--- WORK INSTRUCTION ---
Without any images, write the data out exactly as it appears.

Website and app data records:
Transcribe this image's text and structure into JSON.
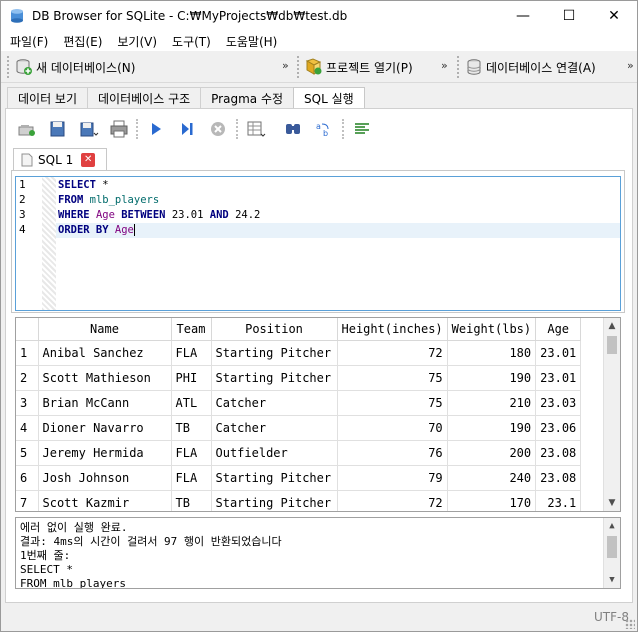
{
  "window": {
    "title": "DB Browser for SQLite - C:₩MyProjects₩db₩test.db",
    "minimize_glyph": "—",
    "maximize_glyph": "☐",
    "close_glyph": "✕"
  },
  "menu": [
    "파일(F)",
    "편집(E)",
    "보기(V)",
    "도구(T)",
    "도움말(H)"
  ],
  "toolbar1": {
    "new_db": "새 데이터베이스(N)",
    "open_project": "프로젝트 열기(P)",
    "attach_db": "데이터베이스 연결(A)",
    "chevron": "»"
  },
  "main_tabs": [
    "데이터 보기",
    "데이터베이스 구조",
    "Pragma 수정",
    "SQL 실행"
  ],
  "main_tab_active": "SQL 실행",
  "sql_tab": {
    "label": "SQL 1",
    "close_glyph": "✕"
  },
  "editor": {
    "line_numbers": [
      "1",
      "2",
      "3",
      "4"
    ],
    "lines": [
      {
        "kw1": "SELECT",
        "rest": " *"
      },
      {
        "kw1": "FROM",
        "table": "mlb_players"
      },
      {
        "kw1": "WHERE",
        "col": "Age",
        "kw2": "BETWEEN",
        "v1": "23.01",
        "kw3": "AND",
        "v2": "24.2"
      },
      {
        "kw1": "ORDER BY",
        "col": "Age"
      }
    ]
  },
  "results": {
    "columns": [
      "Name",
      "Team",
      "Position",
      "Height(inches)",
      "Weight(lbs)",
      "Age"
    ],
    "rows": [
      [
        "1",
        "Anibal Sanchez",
        "FLA",
        "Starting Pitcher",
        "72",
        "180",
        "23.01"
      ],
      [
        "2",
        "Scott Mathieson",
        "PHI",
        "Starting Pitcher",
        "75",
        "190",
        "23.01"
      ],
      [
        "3",
        "Brian McCann",
        "ATL",
        "Catcher",
        "75",
        "210",
        "23.03"
      ],
      [
        "4",
        "Dioner Navarro",
        "TB",
        "Catcher",
        "70",
        "190",
        "23.06"
      ],
      [
        "5",
        "Jeremy Hermida",
        "FLA",
        "Outfielder",
        "76",
        "200",
        "23.08"
      ],
      [
        "6",
        "Josh Johnson",
        "FLA",
        "Starting Pitcher",
        "79",
        "240",
        "23.08"
      ],
      [
        "7",
        "Scott Kazmir",
        "TB",
        "Starting Pitcher",
        "72",
        "170",
        "23.1"
      ]
    ]
  },
  "messages": [
    "에러 없이 실행 완료.",
    "결과: 4ms의 시간이 걸려서 97 행이 반환되었습니다",
    "1번째 줄:",
    "SELECT *",
    "FROM mlb_players"
  ],
  "status": {
    "encoding": "UTF-8"
  }
}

--- RESPONSE BOX ---
Transcribe this image's text and structure into JSON.
{
  "window": {
    "title": "DB Browser for SQLite - C:₩MyProjects₩db₩test.db",
    "minimize_glyph": "—",
    "maximize_glyph": "☐",
    "close_glyph": "✕"
  },
  "menu": [
    "파일(F)",
    "편집(E)",
    "보기(V)",
    "도구(T)",
    "도움말(H)"
  ],
  "toolbar1": {
    "new_db": "새 데이터베이스(N)",
    "open_project": "프로젝트 열기(P)",
    "attach_db": "데이터베이스 연결(A)",
    "chevron": "»"
  },
  "main_tabs": [
    "데이터 보기",
    "데이터베이스 구조",
    "Pragma 수정",
    "SQL 실행"
  ],
  "main_tab_active": "SQL 실행",
  "sql_tab": {
    "label": "SQL 1",
    "close_glyph": "✕"
  },
  "editor": {
    "line_numbers": [
      "1",
      "2",
      "3",
      "4"
    ],
    "lines": [
      {
        "kw1": "SELECT",
        "rest": " *"
      },
      {
        "kw1": "FROM",
        "table": "mlb_players"
      },
      {
        "kw1": "WHERE",
        "col": "Age",
        "kw2": "BETWEEN",
        "v1": "23.01",
        "kw3": "AND",
        "v2": "24.2"
      },
      {
        "kw1": "ORDER BY",
        "col": "Age"
      }
    ]
  },
  "results": {
    "columns": [
      "Name",
      "Team",
      "Position",
      "Height(inches)",
      "Weight(lbs)",
      "Age"
    ],
    "rows": [
      [
        "1",
        "Anibal Sanchez",
        "FLA",
        "Starting Pitcher",
        "72",
        "180",
        "23.01"
      ],
      [
        "2",
        "Scott Mathieson",
        "PHI",
        "Starting Pitcher",
        "75",
        "190",
        "23.01"
      ],
      [
        "3",
        "Brian McCann",
        "ATL",
        "Catcher",
        "75",
        "210",
        "23.03"
      ],
      [
        "4",
        "Dioner Navarro",
        "TB",
        "Catcher",
        "70",
        "190",
        "23.06"
      ],
      [
        "5",
        "Jeremy Hermida",
        "FLA",
        "Outfielder",
        "76",
        "200",
        "23.08"
      ],
      [
        "6",
        "Josh Johnson",
        "FLA",
        "Starting Pitcher",
        "79",
        "240",
        "23.08"
      ],
      [
        "7",
        "Scott Kazmir",
        "TB",
        "Starting Pitcher",
        "72",
        "170",
        "23.1"
      ]
    ]
  },
  "messages": [
    "에러 없이 실행 완료.",
    "결과: 4ms의 시간이 걸려서 97 행이 반환되었습니다",
    "1번째 줄:",
    "SELECT *",
    "FROM mlb_players"
  ],
  "status": {
    "encoding": "UTF-8"
  }
}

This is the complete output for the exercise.